CFPB’s probe into the matter is part of a collaboration with the U.S. education and treasury departments to “identify initiatives to strengthen student loan servicing.”
Consumer advocacy groups are encouraged by CFPB’s broad review into industry practices.
“With student loan debt surpassing $1.2 trillion dollars, and 8 million student loan borrowers already in default, this an issue of the utmost importance,” said Katie Buitrago, senior policy and communications associate at the Woodstock Institute. “We support the CFPB’s efforts to gather information and use its authority to best protect consumers.”
The CFPB’s inquiry comes on the heels of new research by the Woodstock Institute detailing student loan burdens at for-profit colleges, which have come under increased public scrutiny over a variety of exploitative and fraudulent practices uncovered in recent years at a number of institutions.

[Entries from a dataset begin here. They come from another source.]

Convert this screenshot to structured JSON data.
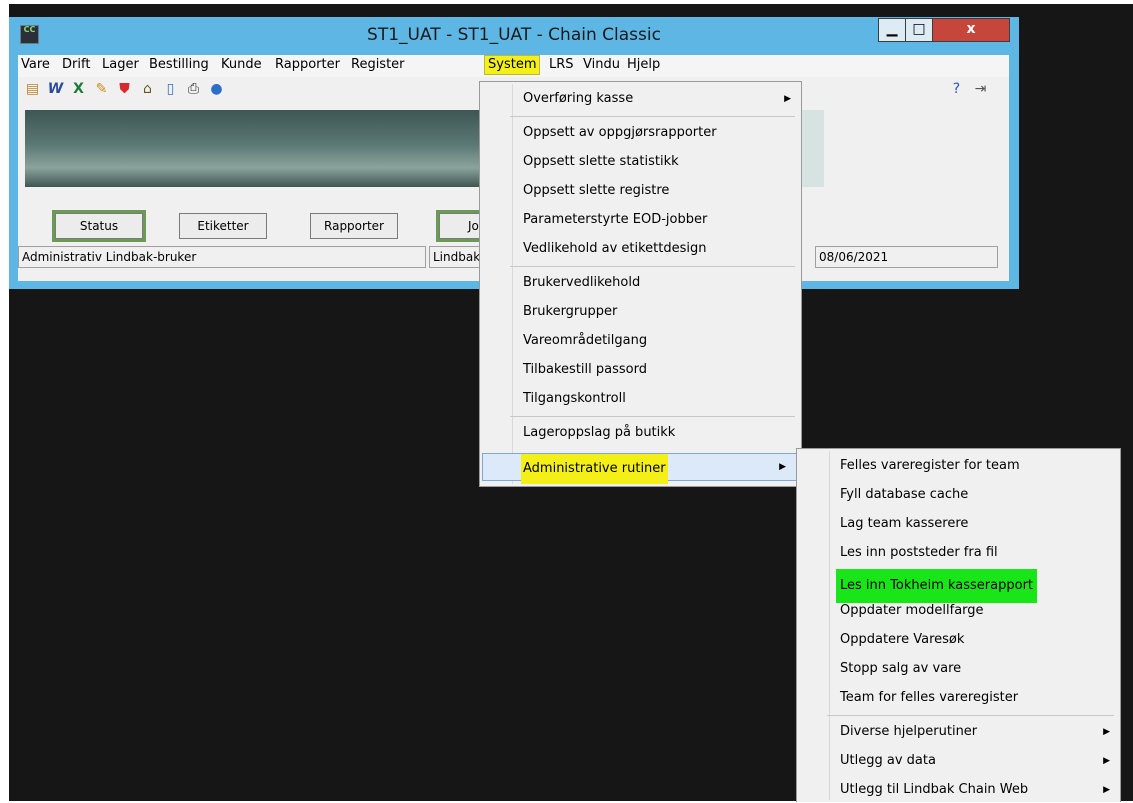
{
  "window": {
    "title": "ST1_UAT  -  ST1_UAT  -  Chain Classic",
    "app_icon_text": "CC",
    "minimize": "▁",
    "maximize": "□",
    "close": "x"
  },
  "menubar": {
    "items": [
      "Vare",
      "Drift",
      "Lager",
      "Bestilling",
      "Kunde",
      "Rapporter",
      "Register",
      "System",
      "LRS",
      "Vindu",
      "Hjelp"
    ],
    "active": "System"
  },
  "toolbar": {
    "icons": [
      "calculator-icon",
      "word-icon",
      "excel-icon",
      "edit-icon",
      "shield-icon",
      "home-icon",
      "document-icon",
      "print-preview-icon",
      "globe-icon"
    ],
    "right_icons": [
      "help-icon",
      "exit-icon"
    ]
  },
  "buttons": {
    "status": "Status",
    "etiketter": "Etiketter",
    "rapporter": "Rapporter",
    "jobber": "Jo"
  },
  "statusbar": {
    "user": "Administrativ Lindbak-bruker",
    "company": "Lindbak",
    "date": "08/06/2021"
  },
  "system_menu": {
    "items": [
      {
        "label": "Overføring kasse",
        "submenu": true
      },
      {
        "label": "Oppsett av oppgjørsrapporter"
      },
      {
        "label": "Oppsett slette statistikk"
      },
      {
        "label": "Oppsett slette registre"
      },
      {
        "label": "Parameterstyrte EOD-jobber"
      },
      {
        "label": "Vedlikehold av etikettdesign"
      },
      {
        "label": "Brukervedlikehold"
      },
      {
        "label": "Brukergrupper"
      },
      {
        "label": "Vareområdetilgang"
      },
      {
        "label": "Tilbakestill passord"
      },
      {
        "label": "Tilgangskontroll"
      },
      {
        "label": "Lageroppslag på butikk"
      },
      {
        "label": "Administrative rutiner",
        "submenu": true,
        "highlighted": true
      }
    ]
  },
  "admin_submenu": {
    "items": [
      {
        "label": "Felles vareregister for team"
      },
      {
        "label": "Fyll database cache"
      },
      {
        "label": "Lag team kasserere"
      },
      {
        "label": "Les inn poststeder fra fil"
      },
      {
        "label": "Les inn Tokheim kasserapport",
        "highlighted": true
      },
      {
        "label": "Oppdater modellfarge"
      },
      {
        "label": "Oppdatere Varesøk"
      },
      {
        "label": "Stopp salg av vare"
      },
      {
        "label": "Team for felles vareregister"
      },
      {
        "label": "Diverse hjelperutiner",
        "submenu": true
      },
      {
        "label": "Utlegg av data",
        "submenu": true
      },
      {
        "label": "Utlegg til Lindbak Chain Web",
        "submenu": true
      }
    ]
  },
  "colors": {
    "title_bar": "#5eb6e4",
    "highlight_yellow": "#f4f017",
    "highlight_green": "#19e619",
    "desktop": "#161616"
  }
}
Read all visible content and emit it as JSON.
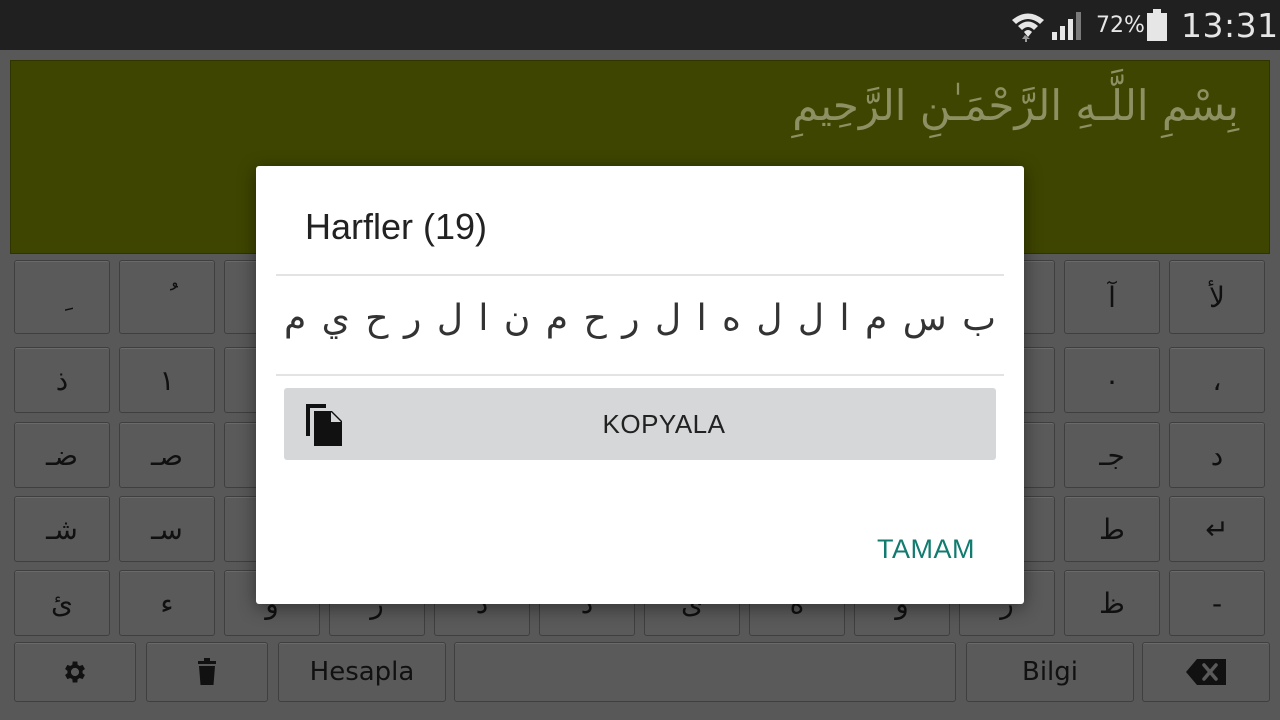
{
  "status_bar": {
    "battery_percent": "72%",
    "time": "13:31",
    "icons": [
      "wifi-icon",
      "signal-icon",
      "battery-icon"
    ]
  },
  "text_area": {
    "value": "بِسْمِ اللَّـهِ الرَّحْمَـٰنِ الرَّحِيمِ"
  },
  "keyboard": {
    "rows": [
      [
        "ِ",
        "ُ",
        "",
        "",
        "",
        "",
        "",
        "",
        "",
        "",
        "آ",
        "لأ"
      ],
      [
        "ذ",
        "١",
        "",
        "",
        "",
        "",
        "",
        "",
        "",
        "",
        "٠",
        "،"
      ],
      [
        "ضـ",
        "صـ",
        "",
        "",
        "",
        "",
        "",
        "",
        "",
        "",
        "جـ",
        "د"
      ],
      [
        "شـ",
        "سـ",
        "",
        "",
        "",
        "",
        "",
        "",
        "",
        "",
        "ط",
        "↵"
      ],
      [
        "ئ",
        "ء",
        "و",
        "ر",
        "د",
        "ذ",
        "ى",
        "ه",
        "و",
        "ز",
        "ظ",
        "-"
      ]
    ],
    "bottom": {
      "calculate_label": "Hesapla",
      "info_label": "Bilgi"
    },
    "icons": [
      "gear-icon",
      "trash-icon",
      "backspace-icon"
    ]
  },
  "dialog": {
    "title": "Harfler (19)",
    "letters": "ب س م ا ل ل ه ا ل ر ح م ن ا ل ر ح ي م",
    "copy_label": "KOPYALA",
    "ok_label": "TAMAM",
    "colors": {
      "accent": "#117b6f",
      "button_bg": "#d6d7d9"
    }
  }
}
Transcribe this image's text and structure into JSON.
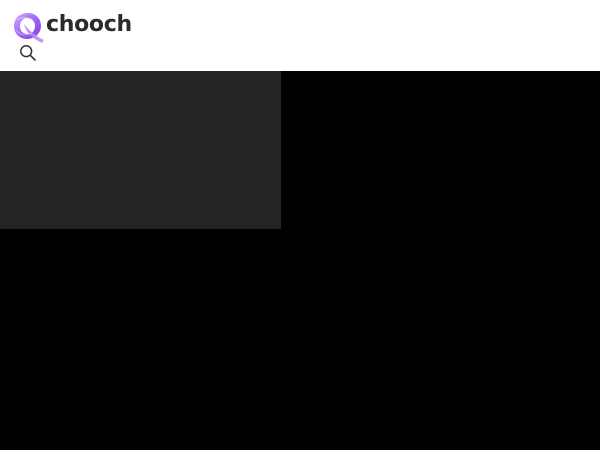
{
  "header": {
    "logo_text": "chooch",
    "logo_icon": "chooch-q-logo-icon",
    "search_icon": "search-icon",
    "background": "#ffffff"
  },
  "colors": {
    "brand_purple": "#8a3ff0",
    "brand_purple_light": "#c79bff",
    "logo_text": "#2b2b2b",
    "page_background": "#000000",
    "panel_background": "#242424"
  }
}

It also follows the April closure of the for-profit behemoth Corinthian Colleges Inc, which was rocked by various government lawsuits over, among other allegations, predatory loan practices. Corinthian Colleges, which filed for bankruptcy earlier this month, shut down shortly after the U.S. Department of Education slapped the for-profit college network with a $30 million fine for misrepresenting job placement rates.
“New revelations are appearing every day about deceptive and abusive practices at some for-profit colleges, including recent bankruptcy and enforcement actions against the Corinthian Colleges chain,” Buitrago said. “Regulators and law enforcement should continue to investigate the for-profit college practices that are generating higher debt loads–and poorer educational outcomes.”
When it comes to student loan burdens at for-profit colleges, the Woodstock Institute’s study showed that students at two-year for-profit colleges are nearly 50 percent more likely to borrow, and typically borrow more, than their counterparts at two-year public colleges. During the 2011-2012 school year, the amount borrowed by students at two-year for-profit colleges averaged $1,300 more than those borrowing to attend two-year public colleges.